As the crescent moon wanes and the sea shudders, wise and old.

(Jan Machin)





The Runaways

This tidal wave of lost souls

whose cries are captured

by mocking seagulls

against a gathering shoal of sorrow.

A discordance of severed dreams

and splintered hopes.

Disbelief they went without us knowing.

Those early days of searching

for excuses,

following trails that left us shivering in

sweat drenched corners.

Promises of well-meaning strangers

who tell us what we need to hear.

Hoping for a pearl in every ugly oyster.

Guilt tattooed through the pore

and fibre of existence.

Yearning to unsay,

undo, all that might have made a difference.

Bitterness that you are safe in knowledge

and we are not.

Wanting to tear apart the sanctuary

of your untouched room,

then scared to disturb the dust

of your being.

Sleeping with your faded pop star

T-shirt next to our skin.

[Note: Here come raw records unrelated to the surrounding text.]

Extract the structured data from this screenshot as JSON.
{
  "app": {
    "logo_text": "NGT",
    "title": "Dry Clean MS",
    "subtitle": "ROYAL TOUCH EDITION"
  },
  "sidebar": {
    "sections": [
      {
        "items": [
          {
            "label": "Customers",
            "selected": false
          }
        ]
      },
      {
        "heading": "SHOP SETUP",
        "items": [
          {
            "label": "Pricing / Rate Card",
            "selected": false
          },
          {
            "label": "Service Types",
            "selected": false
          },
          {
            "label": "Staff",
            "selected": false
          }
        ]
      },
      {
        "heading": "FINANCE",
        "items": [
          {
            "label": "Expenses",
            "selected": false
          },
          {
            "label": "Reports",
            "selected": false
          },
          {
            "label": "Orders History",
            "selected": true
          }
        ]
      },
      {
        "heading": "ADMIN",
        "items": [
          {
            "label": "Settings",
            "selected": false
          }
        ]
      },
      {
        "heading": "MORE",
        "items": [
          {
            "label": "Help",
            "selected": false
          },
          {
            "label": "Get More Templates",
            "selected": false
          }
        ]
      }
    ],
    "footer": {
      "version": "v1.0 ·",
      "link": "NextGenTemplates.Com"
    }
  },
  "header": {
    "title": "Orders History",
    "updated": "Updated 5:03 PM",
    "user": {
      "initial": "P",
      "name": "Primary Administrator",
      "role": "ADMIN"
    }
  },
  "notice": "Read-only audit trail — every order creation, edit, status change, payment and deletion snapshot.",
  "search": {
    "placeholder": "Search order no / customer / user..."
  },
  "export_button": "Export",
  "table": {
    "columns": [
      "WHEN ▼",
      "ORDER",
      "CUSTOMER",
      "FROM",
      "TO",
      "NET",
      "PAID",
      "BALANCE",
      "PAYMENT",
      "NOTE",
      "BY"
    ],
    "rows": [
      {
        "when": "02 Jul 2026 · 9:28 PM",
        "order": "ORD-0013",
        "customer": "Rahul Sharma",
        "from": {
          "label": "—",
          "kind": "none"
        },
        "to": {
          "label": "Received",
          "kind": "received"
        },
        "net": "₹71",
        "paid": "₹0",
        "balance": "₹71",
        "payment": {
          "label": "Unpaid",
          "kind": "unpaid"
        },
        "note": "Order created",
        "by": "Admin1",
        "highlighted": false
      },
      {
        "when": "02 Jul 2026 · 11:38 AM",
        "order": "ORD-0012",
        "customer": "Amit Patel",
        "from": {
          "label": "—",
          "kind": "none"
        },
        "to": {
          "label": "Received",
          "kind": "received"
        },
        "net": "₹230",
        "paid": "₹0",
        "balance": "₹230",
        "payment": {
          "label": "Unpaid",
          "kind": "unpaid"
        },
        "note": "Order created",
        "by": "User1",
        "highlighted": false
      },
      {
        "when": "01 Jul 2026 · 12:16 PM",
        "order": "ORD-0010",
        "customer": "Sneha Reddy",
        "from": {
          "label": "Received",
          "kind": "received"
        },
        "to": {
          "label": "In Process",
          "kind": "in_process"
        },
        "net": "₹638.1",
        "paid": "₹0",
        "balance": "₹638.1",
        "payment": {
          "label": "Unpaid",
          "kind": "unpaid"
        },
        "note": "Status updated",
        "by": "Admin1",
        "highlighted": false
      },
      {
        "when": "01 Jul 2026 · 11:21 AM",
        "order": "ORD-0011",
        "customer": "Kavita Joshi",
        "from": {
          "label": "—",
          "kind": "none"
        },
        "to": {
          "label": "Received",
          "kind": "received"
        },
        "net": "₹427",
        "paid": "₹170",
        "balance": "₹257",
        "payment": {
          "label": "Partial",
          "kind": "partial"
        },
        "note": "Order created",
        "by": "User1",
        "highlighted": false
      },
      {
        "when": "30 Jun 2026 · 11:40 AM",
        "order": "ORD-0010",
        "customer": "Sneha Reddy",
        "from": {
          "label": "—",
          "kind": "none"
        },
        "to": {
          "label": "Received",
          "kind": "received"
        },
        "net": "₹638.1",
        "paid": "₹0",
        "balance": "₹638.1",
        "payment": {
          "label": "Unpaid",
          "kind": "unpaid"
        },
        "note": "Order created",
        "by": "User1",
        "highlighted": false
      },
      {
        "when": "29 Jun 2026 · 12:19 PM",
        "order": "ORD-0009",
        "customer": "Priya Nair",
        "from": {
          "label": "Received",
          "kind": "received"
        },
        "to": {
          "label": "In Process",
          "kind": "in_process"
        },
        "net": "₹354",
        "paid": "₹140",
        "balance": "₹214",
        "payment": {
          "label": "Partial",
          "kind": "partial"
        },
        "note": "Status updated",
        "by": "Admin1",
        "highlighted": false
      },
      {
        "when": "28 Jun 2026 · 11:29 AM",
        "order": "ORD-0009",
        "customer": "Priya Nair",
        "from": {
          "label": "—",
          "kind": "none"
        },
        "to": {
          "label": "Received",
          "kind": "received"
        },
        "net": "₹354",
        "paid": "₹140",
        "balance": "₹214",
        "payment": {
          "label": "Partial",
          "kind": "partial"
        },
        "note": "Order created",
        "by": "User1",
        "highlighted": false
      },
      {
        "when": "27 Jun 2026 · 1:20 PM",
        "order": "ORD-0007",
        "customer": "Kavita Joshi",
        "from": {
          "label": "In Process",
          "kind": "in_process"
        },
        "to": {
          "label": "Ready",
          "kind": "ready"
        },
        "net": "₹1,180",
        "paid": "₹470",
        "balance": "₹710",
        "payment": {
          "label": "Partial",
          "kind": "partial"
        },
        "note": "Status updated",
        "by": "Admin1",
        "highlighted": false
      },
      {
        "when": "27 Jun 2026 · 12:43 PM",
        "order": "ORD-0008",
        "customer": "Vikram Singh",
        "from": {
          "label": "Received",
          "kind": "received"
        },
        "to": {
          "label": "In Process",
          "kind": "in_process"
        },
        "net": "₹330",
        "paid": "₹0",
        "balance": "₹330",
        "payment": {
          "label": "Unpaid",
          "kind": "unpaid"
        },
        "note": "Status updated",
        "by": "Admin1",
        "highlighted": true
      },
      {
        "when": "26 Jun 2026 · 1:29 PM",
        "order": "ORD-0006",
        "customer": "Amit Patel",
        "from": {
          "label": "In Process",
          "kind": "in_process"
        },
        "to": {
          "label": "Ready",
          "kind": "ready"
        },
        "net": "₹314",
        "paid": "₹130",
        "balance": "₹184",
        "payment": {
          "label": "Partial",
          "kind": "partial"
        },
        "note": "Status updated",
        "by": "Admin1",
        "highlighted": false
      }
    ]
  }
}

Our secret shroud of sorrow.

(Jacky Pemberton)





The Fly That Skated

We sat in neat rows

behind smooth wooden desks

in our first week

at the new grammar school

and the teacher said use

your imagination

to write an original sentence.

I sought inspiration

in my two main sources

of reading matter:

the Dandy and the Beano:

Two horns stuck through the crust

of the cow pie.

Julius sneezed.

The strong-arm school marm

gave him the stick.

Dennis felt the weight

of Dad’s slipper.

Then I glanced across

at Simon’s desk and read

a sentence that I knew

I could not better:

The fly skated

on the man’s bald head.

(Bill Lythgoe)





Billy five sheds gets married

Bleary from the stag night,

we reintroduced each other

and introduced the wives,

swayed in church to the blessings,

crowded the bar back at the hotel,

bought rounds of drinks,

were polite through the reception

and listened to speeches.

The bride’s father, still drunk from last night,

made little sense,

but we all banged tables and applauded anyway.

Then the best man with his prepared wit and wisdom


‘Our Billy, the bridegroom,

is the owner of the greatest number

of temporary wooden structures

In Lancashire.’

Again we applauded.

To be fair he could have mentioned the ex wives,

but it wouldn’t have been right.

Because after each marriage,

Billy always got to keep the sheds.

After all,

a man’s shed is for life.

(Phil McNulty)




Back to the drawing board

This present placement where the human race is;

Could it have all occurred by accident,

Or by design, perhaps divine intent?

These youths in baseball caps, with vacant faces,

All uniformed in trainers, trailing laces.

The question is, can they be heaven sent

Or are they products of environment?

Dog-dirty streets and plastic fast-food places?

The world which has been wasted won’t come back

As we speed down a one-way Cul-de-sac.

Just like the dinosaurs, which came and went

Are we another failed experiment?

In some celestial place perhaps the lord

Is once more dusting off his drawing board.

(Mike Ratcliffe)





Fold me in your manly arms,

your constant strength,

your love and care,

your musky maleness – hold me;

hold me together – keep my parts safe.

I long to kiss your lips, for you to swallow me whole,

to fuse with you into one; melt into you

and lose myself in the holiness of your embrace.

(Linda Lewis)






We hope that you enjoyed ‘The Fringe Poetry Festival One’. For more information go to www.facebook.com/writinginsouthport

SeaQuake Books

The Fringe Poetry Festival One

'The Fringe Poetry Festival One' is a pamphlet of poetry from poets based in the North West of England. It is distributed in pubs, cafes, libraries, shops, buses and trains. In fact, anywhere the public may have time to read some interesting pieces of writing. The pamphlets and ebooks are published by SeaQuake Books. The idea behind the initiative is to bring poetry to a wider audience. The poets included in this particular pamphlet are Jan Machin, Jacky Pemberton, Bill Lythgoe, Phil McNulty, Mike Ratcliffe, Linda Lewis.

  • Author: SeaQuake Books
  • Published: 2015-09-24 15:05:06
  • Words: 862
The Fringe Poetry Festival One The Fringe Poetry Festival One